== Data in this exercise ==
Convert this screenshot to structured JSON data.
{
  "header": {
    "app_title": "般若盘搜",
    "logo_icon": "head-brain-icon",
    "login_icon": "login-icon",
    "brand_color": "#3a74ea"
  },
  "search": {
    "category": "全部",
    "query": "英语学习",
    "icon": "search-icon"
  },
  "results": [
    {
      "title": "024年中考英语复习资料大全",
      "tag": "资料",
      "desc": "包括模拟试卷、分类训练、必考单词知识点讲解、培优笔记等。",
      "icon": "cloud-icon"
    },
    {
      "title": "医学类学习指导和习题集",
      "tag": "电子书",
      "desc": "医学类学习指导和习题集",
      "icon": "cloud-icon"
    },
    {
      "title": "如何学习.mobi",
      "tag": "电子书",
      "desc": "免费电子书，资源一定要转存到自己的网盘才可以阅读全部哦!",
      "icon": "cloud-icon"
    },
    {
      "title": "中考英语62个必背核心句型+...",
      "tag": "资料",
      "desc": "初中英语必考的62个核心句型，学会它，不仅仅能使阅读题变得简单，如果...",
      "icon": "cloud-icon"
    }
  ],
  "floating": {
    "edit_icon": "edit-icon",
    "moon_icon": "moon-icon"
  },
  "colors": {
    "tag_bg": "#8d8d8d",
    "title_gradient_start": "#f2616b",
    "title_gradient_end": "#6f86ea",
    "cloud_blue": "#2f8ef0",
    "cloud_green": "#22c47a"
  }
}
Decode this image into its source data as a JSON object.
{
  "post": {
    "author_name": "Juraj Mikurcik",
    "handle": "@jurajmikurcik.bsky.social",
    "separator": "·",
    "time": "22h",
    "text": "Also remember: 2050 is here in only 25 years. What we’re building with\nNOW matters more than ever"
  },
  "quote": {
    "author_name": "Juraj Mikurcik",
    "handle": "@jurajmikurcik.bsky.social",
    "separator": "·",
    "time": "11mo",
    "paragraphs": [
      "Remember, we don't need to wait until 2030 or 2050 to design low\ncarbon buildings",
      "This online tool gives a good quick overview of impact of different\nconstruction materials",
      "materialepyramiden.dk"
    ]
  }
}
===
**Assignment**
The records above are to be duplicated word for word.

**Reply**
Convert this screenshot to structured JSON data.
{
  "header": {
    "app_title": "般若盘搜",
    "logo_icon": "head-brain-icon",
    "login_icon": "login-icon",
    "brand_color": "#3a74ea"
  },
  "search": {
    "category": "全部",
    "query": "英语学习",
    "icon": "search-icon"
  },
  "results": [
    {
      "title": "024年中考英语复习资料大全",
      "tag": "资料",
      "desc": "包括模拟试卷、分类训练、必考单词知识点讲解、培优笔记等。",
      "icon": "cloud-icon"
    },
    {
      "title": "医学类学习指导和习题集",
      "tag": "电子书",
      "desc": "医学类学习指导和习题集",
      "icon": "cloud-icon"
    },
    {
      "title": "如何学习.mobi",
      "tag": "电子书",
      "desc": "免费电子书，资源一定要转存到自己的网盘才可以阅读全部哦!",
      "icon": "cloud-icon"
    },
    {
      "title": "中考英语62个必背核心句型+...",
      "tag": "资料",
      "desc": "初中英语必考的62个核心句型，学会它，不仅仅能使阅读题变得简单，如果...",
      "icon": "cloud-icon"
    }
  ],
  "floating": {
    "edit_icon": "edit-icon",
    "moon_icon": "moon-icon"
  },
  "colors": {
    "tag_bg": "#8d8d8d",
    "title_gradient_start": "#f2616b",
    "title_gradient_end": "#6f86ea",
    "cloud_blue": "#2f8ef0",
    "cloud_green": "#22c47a"
  }
}
Decode this image into its source data as a JSON object.
{
  "post": {
    "author_name": "Juraj Mikurcik",
    "handle": "@jurajmikurcik.bsky.social",
    "separator": "·",
    "time": "22h",
    "text": "Also remember: 2050 is here in only 25 years. What we’re building with\nNOW matters more than ever"
  },
  "quote": {
    "author_name": "Juraj Mikurcik",
    "handle": "@jurajmikurcik.bsky.social",
    "separator": "·",
    "time": "11mo",
    "paragraphs": [
      "Remember, we don't need to wait until 2030 or 2050 to design low\ncarbon buildings",
      "This online tool gives a good quick overview of impact of different\nconstruction materials",
      "materialepyramiden.dk"
    ]
  }
}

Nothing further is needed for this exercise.